Interface dataset entries =
------------------------------------

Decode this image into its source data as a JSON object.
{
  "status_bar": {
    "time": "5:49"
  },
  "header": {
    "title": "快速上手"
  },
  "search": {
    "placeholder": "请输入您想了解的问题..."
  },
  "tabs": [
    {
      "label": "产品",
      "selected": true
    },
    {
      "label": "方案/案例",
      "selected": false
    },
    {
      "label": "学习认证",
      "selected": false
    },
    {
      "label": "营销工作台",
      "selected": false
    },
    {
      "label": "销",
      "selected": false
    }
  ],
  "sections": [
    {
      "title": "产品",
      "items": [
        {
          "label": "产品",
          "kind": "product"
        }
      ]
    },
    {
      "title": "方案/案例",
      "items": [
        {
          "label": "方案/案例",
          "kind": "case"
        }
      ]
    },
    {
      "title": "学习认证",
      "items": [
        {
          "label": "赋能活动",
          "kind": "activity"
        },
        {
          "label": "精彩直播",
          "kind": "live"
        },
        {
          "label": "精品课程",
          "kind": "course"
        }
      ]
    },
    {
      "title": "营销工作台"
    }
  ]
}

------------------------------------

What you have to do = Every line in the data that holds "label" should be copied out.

Completed exercise =
      "label": "产品",
      "label": "方案/案例",
      "label": "学习认证",
      "label": "营销工作台",
      "label": "销",
          "label": "产品",
          "label": "方案/案例",
          "label": "赋能活动",
          "label": "精彩直播",
          "label": "精品课程",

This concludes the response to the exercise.